When I lived in Kaktovik, I befriended a teaching couple. Nice folks, but they were vegetarians. Being a vegetarian in a subsistence community above the Arctic Circle where nothing grows—definitely no vegetables—has to be a challenge. So, when they came to my house for dinner, I tried to make food they could eat. I later found out that they weren’t vegetarians they were vegans. What the hell did they eat? I hope I didn’t kill them off with the butter and cheese in my risotto. Oh yeah, and the chicken broth. Although, it couldn’t have been too bad because they always took second helpings.

Aerial View of Kaktovik

Downtown Kaktovik, Alaska

Friendly Neighbors

My Risotto was in the truck and this dude wasn't about to share

Silly man, give him the risotto. I'll make more

2 cups mushrooms
½ cup chopped onion
2 cloves garlic, minced
2 tablespoons olive oil
1 cup Arborio rice
3 cups chicken broth
1 cup Asiago cheese
¼ cup Parmesan cheese
3 tablespoons parsley
¼ cup butter

Sauté mushrooms, onions and garlic in the oil until soft. Remove from the pan and using the remaining oil, stir in the rice. Brown the rice—about 5 minutes. Slowly add 1 cup of broth. Stir until liquid is gone. Add 1 more cup of broth. Stir until liquid is gone. Add remaining cup of broth. Stir until the liquid is gone—around 20 minutes total for the entire process. Make sure the rice is soft—not crunchy. Remove rice from heat and stir in cheeses, parsley and butter. Top with mushrooms and onions.

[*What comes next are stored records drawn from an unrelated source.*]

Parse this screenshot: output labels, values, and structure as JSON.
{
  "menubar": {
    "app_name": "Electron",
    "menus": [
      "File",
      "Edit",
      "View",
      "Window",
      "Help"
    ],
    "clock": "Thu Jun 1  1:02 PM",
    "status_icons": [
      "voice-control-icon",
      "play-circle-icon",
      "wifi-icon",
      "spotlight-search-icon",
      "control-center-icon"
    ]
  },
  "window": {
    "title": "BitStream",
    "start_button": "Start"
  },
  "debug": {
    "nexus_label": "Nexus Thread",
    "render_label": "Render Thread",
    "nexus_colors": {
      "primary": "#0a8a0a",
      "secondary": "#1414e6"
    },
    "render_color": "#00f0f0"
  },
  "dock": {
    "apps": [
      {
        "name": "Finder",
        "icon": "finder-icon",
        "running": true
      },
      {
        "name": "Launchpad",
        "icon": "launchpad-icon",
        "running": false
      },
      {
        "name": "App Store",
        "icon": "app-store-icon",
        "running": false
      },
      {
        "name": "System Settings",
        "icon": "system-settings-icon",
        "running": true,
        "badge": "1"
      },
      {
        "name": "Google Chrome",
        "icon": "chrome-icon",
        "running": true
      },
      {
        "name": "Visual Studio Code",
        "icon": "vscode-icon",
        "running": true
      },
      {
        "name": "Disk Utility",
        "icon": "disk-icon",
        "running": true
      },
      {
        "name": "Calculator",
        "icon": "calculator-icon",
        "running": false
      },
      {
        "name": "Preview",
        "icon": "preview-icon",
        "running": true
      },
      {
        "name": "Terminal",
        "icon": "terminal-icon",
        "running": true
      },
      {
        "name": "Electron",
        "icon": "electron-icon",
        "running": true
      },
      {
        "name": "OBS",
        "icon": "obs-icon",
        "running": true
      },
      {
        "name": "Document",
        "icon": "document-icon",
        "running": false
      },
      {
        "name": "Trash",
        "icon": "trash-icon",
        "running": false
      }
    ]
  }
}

This is wonderful served with steamed seafood and/or veggies.

Monterey Jack Cheese Soup

Monterey Jack Cheese Soup.